“Which is your car?” I asked when she finally reached me, having strolled the last one hundred metres or so.
“It’s over here.” She pointed to a 4X4 close by. “Where’s yours?”
“I ran from downtown.”
“Wow. You must be in good shape. The least I can do is take you back to your hotel.”
“How do you know I’m not staying with friends?”
“Because Nicholas Trent will be staying on King Street. Not on some friend’s sofa like a college student.”
I sighed. These women know way too much about me. “Fine. I’ll take the ride.”
We got strapped in and she started the car.
“I’m Alicia, by the way,” she said as she backed out of the parking space. “I won’t really delete your songs.”
“It’s nice to meet you . . . I think.”
“Are you here for a concert or something?

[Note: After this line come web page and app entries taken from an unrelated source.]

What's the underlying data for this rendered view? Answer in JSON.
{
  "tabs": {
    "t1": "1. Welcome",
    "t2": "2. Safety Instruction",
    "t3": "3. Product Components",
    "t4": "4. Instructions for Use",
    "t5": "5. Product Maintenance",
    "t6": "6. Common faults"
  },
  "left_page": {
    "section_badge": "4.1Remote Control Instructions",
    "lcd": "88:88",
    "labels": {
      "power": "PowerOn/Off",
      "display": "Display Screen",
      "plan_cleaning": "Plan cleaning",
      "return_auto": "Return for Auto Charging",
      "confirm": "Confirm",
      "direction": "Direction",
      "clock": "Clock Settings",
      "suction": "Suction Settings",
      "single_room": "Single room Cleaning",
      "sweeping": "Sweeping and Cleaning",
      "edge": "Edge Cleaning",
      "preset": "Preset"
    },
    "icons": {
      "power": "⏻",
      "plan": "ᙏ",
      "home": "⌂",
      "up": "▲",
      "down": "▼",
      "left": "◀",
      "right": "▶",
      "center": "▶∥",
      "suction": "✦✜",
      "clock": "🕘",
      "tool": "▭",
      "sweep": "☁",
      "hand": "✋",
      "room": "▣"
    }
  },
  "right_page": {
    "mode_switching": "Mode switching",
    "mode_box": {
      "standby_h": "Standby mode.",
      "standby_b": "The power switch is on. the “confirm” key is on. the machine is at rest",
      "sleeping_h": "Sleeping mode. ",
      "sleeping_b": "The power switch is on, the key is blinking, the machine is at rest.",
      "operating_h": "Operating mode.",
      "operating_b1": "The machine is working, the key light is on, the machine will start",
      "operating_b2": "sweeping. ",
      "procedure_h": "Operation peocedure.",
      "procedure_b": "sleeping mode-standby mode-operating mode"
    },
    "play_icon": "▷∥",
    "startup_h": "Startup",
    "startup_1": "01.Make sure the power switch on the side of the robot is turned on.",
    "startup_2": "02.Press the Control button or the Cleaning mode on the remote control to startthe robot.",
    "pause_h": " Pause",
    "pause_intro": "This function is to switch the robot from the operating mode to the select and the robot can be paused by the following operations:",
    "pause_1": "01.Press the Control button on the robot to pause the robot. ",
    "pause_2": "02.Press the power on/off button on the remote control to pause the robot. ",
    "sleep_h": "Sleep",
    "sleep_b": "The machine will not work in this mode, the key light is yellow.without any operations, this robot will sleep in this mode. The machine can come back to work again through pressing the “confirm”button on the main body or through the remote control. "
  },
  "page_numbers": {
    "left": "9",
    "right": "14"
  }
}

I haven’t seen anything about it.”
“No. I’m helping a friend with a project.” I didn’t want to give too much information.
“Oh. Too bad. I’ve always wanted to see you perform live.”
“Maybe I’ll come back sometime.”
“My mom was a big fan of yours. I grew up listening to guitar rock.”
It shouldn’t have, but her comment made me feel old.
Her voice broke, and pitched higher. “Today’s the five year anniversary of her death.” Tears spilled from her eyes as she pulled into the hotel’s roundabout and stopped.
“I’m sorry,” I said, unbuckling the seatbelt. “I can see how it’s been a bad day for you. I hope you feel better soon.” I reached for the door handle.
“Would you have a drink with me?” she asked shyly.
“I’m sorry, but no. First of all, neither of us is dressed for it and secondly, I’ve got to take a phone call.”
“Okay.” A note of resignation hung heavy. “I don’t feel like being alone tonight.”
I opened the car door. “Go home, Alicia, have a shower, call a friend to come over, have a glass of wine and talk about your mum. You’ll feel better.”
“All my friends are working tonight,” she whined.
“All right then. Go home. Have a shower and a glass of wine, sit down and write a letter to your mum.”
“She’s dead!” She started crying again.
“I promise you, it’ll make you feel better. Tell her how much you miss her and how much you loved her and the things you did together.” I spotted a pen and paper on the 4X4’s console. I picked them up and wrote her an autograph. “Tell her you gave me a ride in your car and I was a total arse, if you like.”
“I wouldn’t,” she muttered.
I got out of the car. “Thanks for the ride. I hope you feel better soon.”
Closing the car door, I thought I heard her scream, “You’re weird! I’m not writing my dead mom a letter!”
I walked into the hotel without looking back.